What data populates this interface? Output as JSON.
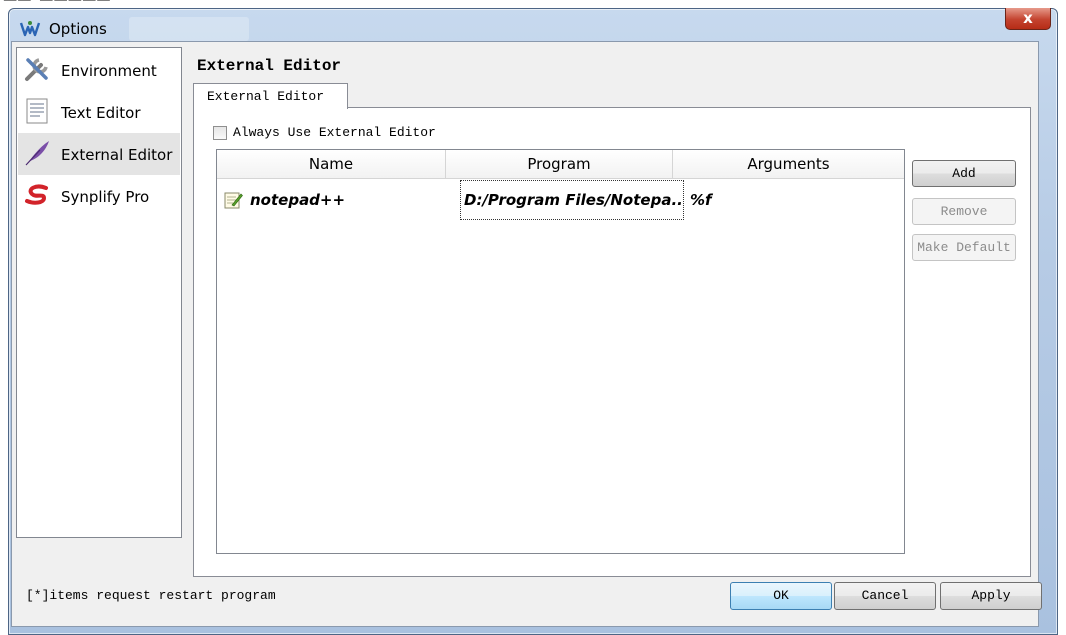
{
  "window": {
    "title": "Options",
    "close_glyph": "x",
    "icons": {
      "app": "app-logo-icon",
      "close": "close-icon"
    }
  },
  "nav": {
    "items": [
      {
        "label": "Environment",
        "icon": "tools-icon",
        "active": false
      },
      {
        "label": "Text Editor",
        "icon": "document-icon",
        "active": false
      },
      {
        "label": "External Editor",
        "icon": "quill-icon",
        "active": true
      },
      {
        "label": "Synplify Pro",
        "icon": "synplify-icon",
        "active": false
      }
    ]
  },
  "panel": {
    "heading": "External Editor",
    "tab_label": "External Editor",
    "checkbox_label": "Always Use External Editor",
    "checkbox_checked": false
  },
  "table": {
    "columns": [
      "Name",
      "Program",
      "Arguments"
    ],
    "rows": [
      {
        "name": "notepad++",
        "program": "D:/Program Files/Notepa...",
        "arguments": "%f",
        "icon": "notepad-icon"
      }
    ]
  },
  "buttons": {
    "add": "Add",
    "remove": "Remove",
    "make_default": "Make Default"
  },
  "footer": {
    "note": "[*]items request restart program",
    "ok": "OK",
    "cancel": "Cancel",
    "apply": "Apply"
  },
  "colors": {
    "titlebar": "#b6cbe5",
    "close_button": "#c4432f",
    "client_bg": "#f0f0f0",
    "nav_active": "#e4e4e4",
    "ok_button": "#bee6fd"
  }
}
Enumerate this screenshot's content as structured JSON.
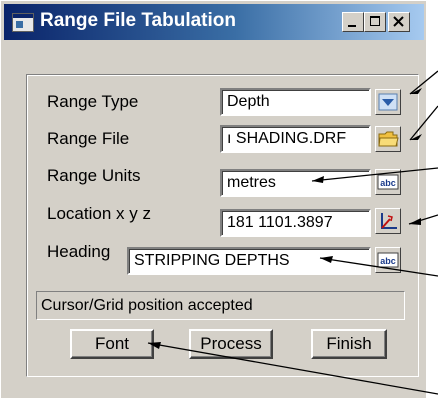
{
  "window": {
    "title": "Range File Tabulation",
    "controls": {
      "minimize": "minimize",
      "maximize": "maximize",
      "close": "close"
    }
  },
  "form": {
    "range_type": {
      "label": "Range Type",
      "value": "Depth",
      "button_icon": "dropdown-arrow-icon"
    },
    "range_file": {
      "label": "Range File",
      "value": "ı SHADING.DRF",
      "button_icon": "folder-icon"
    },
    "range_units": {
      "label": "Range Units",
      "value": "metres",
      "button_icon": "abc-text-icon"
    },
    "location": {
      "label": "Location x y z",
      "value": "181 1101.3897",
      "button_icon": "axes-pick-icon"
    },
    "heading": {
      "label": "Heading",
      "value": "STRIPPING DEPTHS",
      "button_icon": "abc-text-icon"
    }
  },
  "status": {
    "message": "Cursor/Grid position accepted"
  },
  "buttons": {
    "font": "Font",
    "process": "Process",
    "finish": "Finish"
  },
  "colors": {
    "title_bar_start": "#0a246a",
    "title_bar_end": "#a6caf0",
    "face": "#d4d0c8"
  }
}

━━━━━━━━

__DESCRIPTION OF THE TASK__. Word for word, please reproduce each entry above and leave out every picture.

__FINAL ANSWER__.
What data populates this interface? Output as JSON.
{
  "window": {
    "title": "Options",
    "close_glyph": "x",
    "icons": {
      "app": "app-logo-icon",
      "close": "close-icon"
    }
  },
  "nav": {
    "items": [
      {
        "label": "Environment",
        "icon": "tools-icon",
        "active": false
      },
      {
        "label": "Text Editor",
        "icon": "document-icon",
        "active": false
      },
      {
        "label": "External Editor",
        "icon": "quill-icon",
        "active": true
      },
      {
        "label": "Synplify Pro",
        "icon": "synplify-icon",
        "active": false
      }
    ]
  },
  "panel": {
    "heading": "External Editor",
    "tab_label": "External Editor",
    "checkbox_label": "Always Use External Editor",
    "checkbox_checked": false
  },
  "table": {
    "columns": [
      "Name",
      "Program",
      "Arguments"
    ],
    "rows": [
      {
        "name": "notepad++",
        "program": "D:/Program Files/Notepa...",
        "arguments": "%f",
        "icon": "notepad-icon"
      }
    ]
  },
  "buttons": {
    "add": "Add",
    "remove": "Remove",
    "make_default": "Make Default"
  },
  "footer": {
    "note": "[*]items request restart program",
    "ok": "OK",
    "cancel": "Cancel",
    "apply": "Apply"
  },
  "colors": {
    "titlebar": "#b6cbe5",
    "close_button": "#c4432f",
    "client_bg": "#f0f0f0",
    "nav_active": "#e4e4e4",
    "ok_button": "#bee6fd"
  }
}
Enumerate this screenshot's content as structured JSON.
{
  "window": {
    "title": "Range File Tabulation",
    "controls": {
      "minimize": "minimize",
      "maximize": "maximize",
      "close": "close"
    }
  },
  "form": {
    "range_type": {
      "label": "Range Type",
      "value": "Depth",
      "button_icon": "dropdown-arrow-icon"
    },
    "range_file": {
      "label": "Range File",
      "value": "ı SHADING.DRF",
      "button_icon": "folder-icon"
    },
    "range_units": {
      "label": "Range Units",
      "value": "metres",
      "button_icon": "abc-text-icon"
    },
    "location": {
      "label": "Location x y z",
      "value": "181 1101.3897",
      "button_icon": "axes-pick-icon"
    },
    "heading": {
      "label": "Heading",
      "value": "STRIPPING DEPTHS",
      "button_icon": "abc-text-icon"
    }
  },
  "status": {
    "message": "Cursor/Grid position accepted"
  },
  "buttons": {
    "font": "Font",
    "process": "Process",
    "finish": "Finish"
  },
  "colors": {
    "title_bar_start": "#0a246a",
    "title_bar_end": "#a6caf0",
    "face": "#d4d0c8"
  }
}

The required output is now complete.